Saved data entries
▶
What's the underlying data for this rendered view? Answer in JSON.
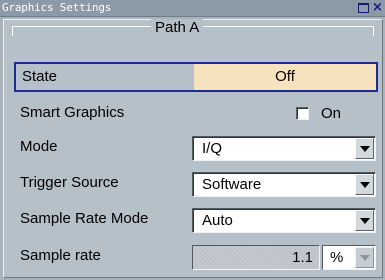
{
  "window": {
    "title": "Graphics Settings",
    "maximize_icon": "maximize-icon",
    "close_icon": "close-icon",
    "close_glyph": "×"
  },
  "group": {
    "title": "Path A"
  },
  "state": {
    "label": "State",
    "value": "Off",
    "highlight_color": "#f6e2be",
    "focus_color": "#1d2c8e"
  },
  "smart_graphics": {
    "label": "Smart Graphics",
    "checked": false,
    "check_label": "On"
  },
  "mode": {
    "label": "Mode",
    "value": "I/Q"
  },
  "trigger_source": {
    "label": "Trigger Source",
    "value": "Software"
  },
  "sample_rate_mode": {
    "label": "Sample Rate Mode",
    "value": "Auto"
  },
  "sample_rate": {
    "label": "Sample rate",
    "value": "1.1",
    "unit": "%"
  }
}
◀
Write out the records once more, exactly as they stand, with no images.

RESULT OF THE TASK:
What's the underlying data for this rendered view? Answer in JSON.
{
  "window": {
    "title": "Graphics Settings",
    "maximize_icon": "maximize-icon",
    "close_icon": "close-icon",
    "close_glyph": "×"
  },
  "group": {
    "title": "Path A"
  },
  "state": {
    "label": "State",
    "value": "Off",
    "highlight_color": "#f6e2be",
    "focus_color": "#1d2c8e"
  },
  "smart_graphics": {
    "label": "Smart Graphics",
    "checked": false,
    "check_label": "On"
  },
  "mode": {
    "label": "Mode",
    "value": "I/Q"
  },
  "trigger_source": {
    "label": "Trigger Source",
    "value": "Software"
  },
  "sample_rate_mode": {
    "label": "Sample Rate Mode",
    "value": "Auto"
  },
  "sample_rate": {
    "label": "Sample rate",
    "value": "1.1",
    "unit": "%"
  }
}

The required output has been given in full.